::: PROVIDED DATA :::
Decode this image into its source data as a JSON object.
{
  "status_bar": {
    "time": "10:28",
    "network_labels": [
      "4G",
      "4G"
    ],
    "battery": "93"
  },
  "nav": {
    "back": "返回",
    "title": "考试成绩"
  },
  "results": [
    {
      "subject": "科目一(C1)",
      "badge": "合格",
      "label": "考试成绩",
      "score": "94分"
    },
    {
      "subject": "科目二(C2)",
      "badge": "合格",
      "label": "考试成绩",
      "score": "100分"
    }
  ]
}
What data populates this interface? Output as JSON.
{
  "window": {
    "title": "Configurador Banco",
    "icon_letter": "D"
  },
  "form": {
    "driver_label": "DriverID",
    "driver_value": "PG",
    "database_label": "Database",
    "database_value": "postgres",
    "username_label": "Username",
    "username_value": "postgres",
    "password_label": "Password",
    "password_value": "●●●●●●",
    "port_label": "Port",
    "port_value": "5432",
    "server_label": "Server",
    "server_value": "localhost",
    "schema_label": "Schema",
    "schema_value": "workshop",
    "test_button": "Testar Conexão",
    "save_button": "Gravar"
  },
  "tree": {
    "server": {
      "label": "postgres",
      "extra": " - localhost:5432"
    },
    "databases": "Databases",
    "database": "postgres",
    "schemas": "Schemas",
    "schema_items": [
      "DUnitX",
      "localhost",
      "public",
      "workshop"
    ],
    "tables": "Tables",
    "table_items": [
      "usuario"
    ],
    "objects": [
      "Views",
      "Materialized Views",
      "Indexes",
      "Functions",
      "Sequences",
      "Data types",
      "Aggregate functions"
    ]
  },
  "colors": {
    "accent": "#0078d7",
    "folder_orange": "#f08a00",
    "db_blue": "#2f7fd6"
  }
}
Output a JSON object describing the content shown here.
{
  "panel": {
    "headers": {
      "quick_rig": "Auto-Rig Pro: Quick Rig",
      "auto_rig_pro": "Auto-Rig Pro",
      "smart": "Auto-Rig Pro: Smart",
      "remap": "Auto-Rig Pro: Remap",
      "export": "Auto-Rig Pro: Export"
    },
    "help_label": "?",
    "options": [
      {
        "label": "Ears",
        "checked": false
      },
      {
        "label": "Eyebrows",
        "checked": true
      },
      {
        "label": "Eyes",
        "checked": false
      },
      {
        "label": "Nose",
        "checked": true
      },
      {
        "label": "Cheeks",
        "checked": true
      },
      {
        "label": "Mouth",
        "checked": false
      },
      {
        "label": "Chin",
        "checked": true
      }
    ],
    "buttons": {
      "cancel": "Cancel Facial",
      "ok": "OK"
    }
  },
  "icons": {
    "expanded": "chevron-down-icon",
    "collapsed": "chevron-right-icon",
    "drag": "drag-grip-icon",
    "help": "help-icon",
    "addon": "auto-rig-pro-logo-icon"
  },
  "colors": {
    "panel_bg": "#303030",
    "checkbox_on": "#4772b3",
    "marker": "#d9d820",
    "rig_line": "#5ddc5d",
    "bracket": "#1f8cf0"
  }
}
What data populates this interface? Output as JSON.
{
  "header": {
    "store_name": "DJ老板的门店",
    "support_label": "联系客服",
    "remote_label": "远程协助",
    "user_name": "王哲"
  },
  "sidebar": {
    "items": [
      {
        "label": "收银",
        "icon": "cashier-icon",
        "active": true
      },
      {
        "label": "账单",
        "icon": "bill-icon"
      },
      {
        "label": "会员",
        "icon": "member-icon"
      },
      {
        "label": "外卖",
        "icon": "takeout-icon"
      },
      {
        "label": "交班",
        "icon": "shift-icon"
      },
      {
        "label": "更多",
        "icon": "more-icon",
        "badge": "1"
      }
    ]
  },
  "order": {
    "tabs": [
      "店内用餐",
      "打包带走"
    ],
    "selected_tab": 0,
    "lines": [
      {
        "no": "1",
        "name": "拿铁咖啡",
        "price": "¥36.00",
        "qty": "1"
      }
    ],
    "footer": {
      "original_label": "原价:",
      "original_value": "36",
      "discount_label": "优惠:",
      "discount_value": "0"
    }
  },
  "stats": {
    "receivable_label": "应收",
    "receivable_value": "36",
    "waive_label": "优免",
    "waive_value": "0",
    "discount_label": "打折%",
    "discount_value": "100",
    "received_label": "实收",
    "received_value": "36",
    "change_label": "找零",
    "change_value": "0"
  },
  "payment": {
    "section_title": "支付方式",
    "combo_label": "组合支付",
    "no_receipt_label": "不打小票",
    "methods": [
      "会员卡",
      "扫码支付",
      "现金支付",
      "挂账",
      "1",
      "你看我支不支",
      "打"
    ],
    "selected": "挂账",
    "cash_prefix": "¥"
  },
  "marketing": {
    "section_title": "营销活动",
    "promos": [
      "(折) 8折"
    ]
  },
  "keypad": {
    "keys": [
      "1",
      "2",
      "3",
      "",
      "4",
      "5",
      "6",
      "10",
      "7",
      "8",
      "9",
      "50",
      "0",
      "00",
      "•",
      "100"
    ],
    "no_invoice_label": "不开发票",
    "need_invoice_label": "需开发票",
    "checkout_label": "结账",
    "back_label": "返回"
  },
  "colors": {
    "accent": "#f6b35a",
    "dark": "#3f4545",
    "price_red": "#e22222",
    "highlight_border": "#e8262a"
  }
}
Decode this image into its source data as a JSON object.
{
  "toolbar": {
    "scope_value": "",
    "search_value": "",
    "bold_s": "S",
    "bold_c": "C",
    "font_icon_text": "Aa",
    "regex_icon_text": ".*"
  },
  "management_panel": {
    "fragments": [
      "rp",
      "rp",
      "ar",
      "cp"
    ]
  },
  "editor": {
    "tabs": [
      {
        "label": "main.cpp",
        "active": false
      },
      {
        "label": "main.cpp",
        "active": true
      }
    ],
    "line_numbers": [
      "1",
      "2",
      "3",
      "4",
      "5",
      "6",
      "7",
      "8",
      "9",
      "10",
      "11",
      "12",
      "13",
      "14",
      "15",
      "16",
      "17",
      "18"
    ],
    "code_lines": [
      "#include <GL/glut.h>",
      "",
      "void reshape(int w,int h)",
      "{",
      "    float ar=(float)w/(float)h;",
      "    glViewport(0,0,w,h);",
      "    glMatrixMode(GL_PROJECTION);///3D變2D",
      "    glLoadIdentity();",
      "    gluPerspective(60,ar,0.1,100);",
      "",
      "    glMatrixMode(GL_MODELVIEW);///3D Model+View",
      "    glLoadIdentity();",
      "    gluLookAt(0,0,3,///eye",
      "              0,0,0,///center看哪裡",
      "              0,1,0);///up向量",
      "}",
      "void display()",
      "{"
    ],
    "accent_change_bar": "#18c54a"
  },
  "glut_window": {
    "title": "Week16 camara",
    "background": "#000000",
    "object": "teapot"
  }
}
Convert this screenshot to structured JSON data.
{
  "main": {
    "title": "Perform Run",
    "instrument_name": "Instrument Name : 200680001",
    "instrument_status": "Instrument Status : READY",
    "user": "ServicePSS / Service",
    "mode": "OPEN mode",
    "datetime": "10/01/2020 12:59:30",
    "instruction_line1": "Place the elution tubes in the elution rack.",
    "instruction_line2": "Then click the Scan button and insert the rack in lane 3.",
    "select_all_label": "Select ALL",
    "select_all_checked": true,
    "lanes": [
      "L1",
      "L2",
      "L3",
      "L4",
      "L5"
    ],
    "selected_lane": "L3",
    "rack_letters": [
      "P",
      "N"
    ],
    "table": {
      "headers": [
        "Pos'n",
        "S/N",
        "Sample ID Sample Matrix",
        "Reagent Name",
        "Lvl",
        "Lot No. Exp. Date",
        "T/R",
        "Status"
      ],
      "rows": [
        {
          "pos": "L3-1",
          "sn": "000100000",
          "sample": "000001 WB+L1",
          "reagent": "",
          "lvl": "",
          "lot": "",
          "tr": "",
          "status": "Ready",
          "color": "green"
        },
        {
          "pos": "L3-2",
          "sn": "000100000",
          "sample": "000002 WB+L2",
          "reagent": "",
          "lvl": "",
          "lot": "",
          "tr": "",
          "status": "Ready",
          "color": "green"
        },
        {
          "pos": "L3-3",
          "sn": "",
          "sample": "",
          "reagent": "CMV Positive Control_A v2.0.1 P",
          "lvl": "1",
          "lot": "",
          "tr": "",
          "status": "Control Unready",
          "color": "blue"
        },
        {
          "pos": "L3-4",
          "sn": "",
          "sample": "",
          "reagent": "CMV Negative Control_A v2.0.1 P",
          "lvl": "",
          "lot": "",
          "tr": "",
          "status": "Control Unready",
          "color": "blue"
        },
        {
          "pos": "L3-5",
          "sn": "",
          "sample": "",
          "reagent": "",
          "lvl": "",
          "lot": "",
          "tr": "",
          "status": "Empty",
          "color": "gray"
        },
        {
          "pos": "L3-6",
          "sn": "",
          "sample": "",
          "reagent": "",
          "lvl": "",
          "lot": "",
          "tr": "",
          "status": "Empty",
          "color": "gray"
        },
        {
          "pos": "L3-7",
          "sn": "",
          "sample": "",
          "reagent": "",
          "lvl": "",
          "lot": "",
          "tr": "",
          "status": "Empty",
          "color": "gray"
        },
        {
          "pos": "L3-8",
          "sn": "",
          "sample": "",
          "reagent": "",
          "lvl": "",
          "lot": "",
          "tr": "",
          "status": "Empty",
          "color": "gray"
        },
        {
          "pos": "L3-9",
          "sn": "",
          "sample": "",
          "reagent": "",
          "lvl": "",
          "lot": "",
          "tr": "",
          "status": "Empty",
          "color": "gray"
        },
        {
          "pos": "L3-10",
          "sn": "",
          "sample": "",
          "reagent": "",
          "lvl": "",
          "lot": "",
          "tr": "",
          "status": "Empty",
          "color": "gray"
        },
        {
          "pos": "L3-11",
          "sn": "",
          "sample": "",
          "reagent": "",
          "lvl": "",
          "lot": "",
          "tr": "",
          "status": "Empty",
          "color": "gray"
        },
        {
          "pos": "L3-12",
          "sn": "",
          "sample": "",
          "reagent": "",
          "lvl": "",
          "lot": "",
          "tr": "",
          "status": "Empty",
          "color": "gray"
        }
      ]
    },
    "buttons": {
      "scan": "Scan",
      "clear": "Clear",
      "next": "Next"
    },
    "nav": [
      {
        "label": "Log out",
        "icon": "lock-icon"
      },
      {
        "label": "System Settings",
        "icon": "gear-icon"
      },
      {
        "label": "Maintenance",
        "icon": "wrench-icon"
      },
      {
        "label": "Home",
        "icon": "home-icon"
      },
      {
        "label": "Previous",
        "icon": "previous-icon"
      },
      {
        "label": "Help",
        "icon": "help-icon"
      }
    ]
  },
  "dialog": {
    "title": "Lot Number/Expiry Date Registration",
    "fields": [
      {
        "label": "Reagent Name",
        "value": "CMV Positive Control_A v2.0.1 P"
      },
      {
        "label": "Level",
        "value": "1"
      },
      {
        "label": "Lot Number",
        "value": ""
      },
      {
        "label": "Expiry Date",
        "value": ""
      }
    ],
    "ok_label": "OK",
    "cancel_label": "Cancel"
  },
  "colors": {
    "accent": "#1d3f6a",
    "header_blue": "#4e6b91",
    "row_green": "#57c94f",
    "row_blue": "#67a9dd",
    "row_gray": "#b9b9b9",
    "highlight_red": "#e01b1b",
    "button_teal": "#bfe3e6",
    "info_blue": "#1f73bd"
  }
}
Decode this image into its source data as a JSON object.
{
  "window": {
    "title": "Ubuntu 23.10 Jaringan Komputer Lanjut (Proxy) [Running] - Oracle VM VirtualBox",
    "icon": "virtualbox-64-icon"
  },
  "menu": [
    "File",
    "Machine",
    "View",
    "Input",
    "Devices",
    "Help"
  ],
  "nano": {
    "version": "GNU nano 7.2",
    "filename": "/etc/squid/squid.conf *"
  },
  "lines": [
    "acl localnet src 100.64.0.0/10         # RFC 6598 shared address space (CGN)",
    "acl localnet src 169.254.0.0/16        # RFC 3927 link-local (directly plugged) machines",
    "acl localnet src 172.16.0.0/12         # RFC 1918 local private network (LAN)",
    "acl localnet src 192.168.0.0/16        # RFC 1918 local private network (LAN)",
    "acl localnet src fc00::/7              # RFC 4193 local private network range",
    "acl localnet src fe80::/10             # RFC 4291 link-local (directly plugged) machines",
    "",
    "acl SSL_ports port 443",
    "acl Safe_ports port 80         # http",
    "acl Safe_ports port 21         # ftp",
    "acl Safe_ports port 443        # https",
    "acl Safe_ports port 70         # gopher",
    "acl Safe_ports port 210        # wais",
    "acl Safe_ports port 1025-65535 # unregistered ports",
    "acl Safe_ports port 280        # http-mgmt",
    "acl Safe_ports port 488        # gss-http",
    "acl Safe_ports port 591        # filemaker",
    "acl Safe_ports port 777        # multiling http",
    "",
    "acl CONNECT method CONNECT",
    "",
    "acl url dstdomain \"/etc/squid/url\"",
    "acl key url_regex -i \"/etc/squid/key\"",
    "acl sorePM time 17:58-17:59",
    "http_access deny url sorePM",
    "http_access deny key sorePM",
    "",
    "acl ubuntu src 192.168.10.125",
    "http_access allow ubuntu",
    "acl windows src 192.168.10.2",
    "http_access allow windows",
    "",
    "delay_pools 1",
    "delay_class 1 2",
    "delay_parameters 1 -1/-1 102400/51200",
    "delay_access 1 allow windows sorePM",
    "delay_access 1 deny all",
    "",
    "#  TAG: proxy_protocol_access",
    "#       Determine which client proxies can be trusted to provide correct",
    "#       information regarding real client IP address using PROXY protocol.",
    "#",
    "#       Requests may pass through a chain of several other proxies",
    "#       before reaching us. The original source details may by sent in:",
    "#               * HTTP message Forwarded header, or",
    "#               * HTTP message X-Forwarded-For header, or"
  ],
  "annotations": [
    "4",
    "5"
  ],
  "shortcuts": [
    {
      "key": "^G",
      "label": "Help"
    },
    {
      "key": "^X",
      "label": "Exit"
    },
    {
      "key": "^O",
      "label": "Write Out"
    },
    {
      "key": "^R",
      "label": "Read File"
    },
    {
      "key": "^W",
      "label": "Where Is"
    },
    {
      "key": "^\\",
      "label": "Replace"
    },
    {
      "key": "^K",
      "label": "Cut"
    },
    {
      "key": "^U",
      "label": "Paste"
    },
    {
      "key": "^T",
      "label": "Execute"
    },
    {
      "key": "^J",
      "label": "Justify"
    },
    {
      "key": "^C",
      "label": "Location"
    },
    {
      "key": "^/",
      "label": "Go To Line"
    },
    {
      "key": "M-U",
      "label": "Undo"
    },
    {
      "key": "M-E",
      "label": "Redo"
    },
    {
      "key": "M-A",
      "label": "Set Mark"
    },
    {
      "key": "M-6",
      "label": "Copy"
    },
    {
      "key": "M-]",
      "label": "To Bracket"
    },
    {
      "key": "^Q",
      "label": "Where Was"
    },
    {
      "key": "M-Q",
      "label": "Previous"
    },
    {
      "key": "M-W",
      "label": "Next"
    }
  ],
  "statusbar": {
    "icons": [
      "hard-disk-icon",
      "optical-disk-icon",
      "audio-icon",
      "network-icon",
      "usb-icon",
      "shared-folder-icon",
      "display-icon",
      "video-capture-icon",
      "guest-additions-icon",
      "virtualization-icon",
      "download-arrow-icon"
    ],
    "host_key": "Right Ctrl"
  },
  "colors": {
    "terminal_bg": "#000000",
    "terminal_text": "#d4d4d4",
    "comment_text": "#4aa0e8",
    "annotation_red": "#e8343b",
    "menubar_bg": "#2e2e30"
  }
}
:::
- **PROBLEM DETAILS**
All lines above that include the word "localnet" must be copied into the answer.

- **TASK RESPONSE**
    "acl localnet src 100.64.0.0/10         # RFC 6598 shared address space (CGN)",
    "acl localnet src 169.254.0.0/16        # RFC 3927 link-local (directly plugged) machines",
    "acl localnet src 172.16.0.0/12         # RFC 1918 local private network (LAN)",
    "acl localnet src 192.168.0.0/16        # RFC 1918 local private network (LAN)",
    "acl localnet src fc00::/7              # RFC 4193 local private network range",
    "acl localnet src fe80::/10             # RFC 4291 link-local (directly plugged) machines",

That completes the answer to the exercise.